I’m thinking about the idea that gets tossed around when an artist (usually a man) behaves badly, and we’re told we need to “separate the art from the artist.” I’m sure you’ve heard the same thing. The idea is that if we find out an artist or creator is a real jerk, we can reject their behavior while still enjoying their art. We hear it about movie makers like Woody Allen and Roman Polanski. We hear it about comedians like Bill Cosby and Louis CK.
But weirdly, I don’t remember hearing it being said about fine artists, about painters. My guess is that it has been said, but I either didn’t see it, or sub-consciously ignored it.
And then I watched Nanette.
Nanette is a comedy special (Netflix) by Australian comic Hannah Gadsby. It takes place at the Sydney Opera House and it’s part punchline, part deep personal revelations on gender, sexuality and her childhood. Ben Blair and I watched it the other night and I can’t stop thinking about it. I’m not the only one — do a search for “nanette netflix,” and you’ll get a whole list of think pieces about it (the Atlantic shared one today). Nanette is really, really good. A true example of vulnerable art. I hope you get to watch it asap.
In the show, Hannah talks about many, many things. And one of those things is the fallacy of “separating the art from the artist” when it comes to men who abuse their power. Hannah’s degree is in art history and she hates Picasso — he was misogynist, abused women, and destroyed the lives of his “muses.” Here’s a short excerpt of a radio interview where she talks more about him.
Do You Separate The Art From The Artist?
It has me trying to identify the personal allowances I’ve made for crappy men, and how I want to respond differently moving forward. For example, it was easy for me to say I’m no longer going to support Louis CK’s work (by watching it, paying for it, or promoting it), but that’s because his work never appealed to me. It’s easy for me to do the same thing with Woody Allen’s work because I don’t consider it a loss if I never see most of his movies again. But I admit, I find myself trying to justify making Midnight in Paris an exception, because I have so many happy memories of watching it with my family.

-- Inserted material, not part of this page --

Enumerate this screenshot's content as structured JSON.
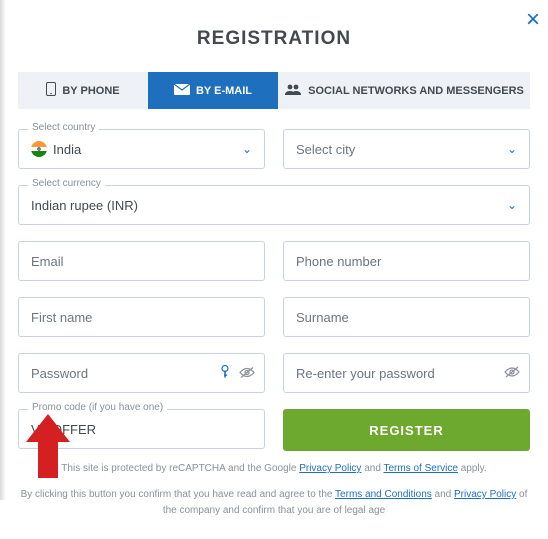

Basically, if there’s an actual personal sacrifice involved, I find myself wanting to wimp out. Pretty crappy of me. And what if I apply the same filter (of not supporting the work of awful men whether they are dead or alive) to the art and museum world? A world that I take much joy in? I wonder: What percentage of the collections of the nation’s top museums would still be viewable?
As I was thinking about this, I saw the image above, posted by my friend addyeB, an artist and a woman of color. I LOVE the whole concept. I’m way into the idea that certain artists’ work will be devalued because of their sexism and misogyny. I’ve never heard it predicted before, but now I want it to happen. And I want to support galleries, collections and whole museums that showcase artists who aren’t awful men.
Where do you fall on the idea to separate the art from the artist? Do you feel it can be done? Do you feel it should be done? Or do you feel the whole idea is flawed and problematic? Is there an artist — across any field — whose work you have rejected or abandoned because you found them to be viciously flawed? And which flaws do you consider normal human flaws versus deeply problematic ones? Do you feel differently if an artist is dead? Do you feel differently if the art was made in another era? Have you had the chance to watch Nanette? I’d love to hear your thoughts.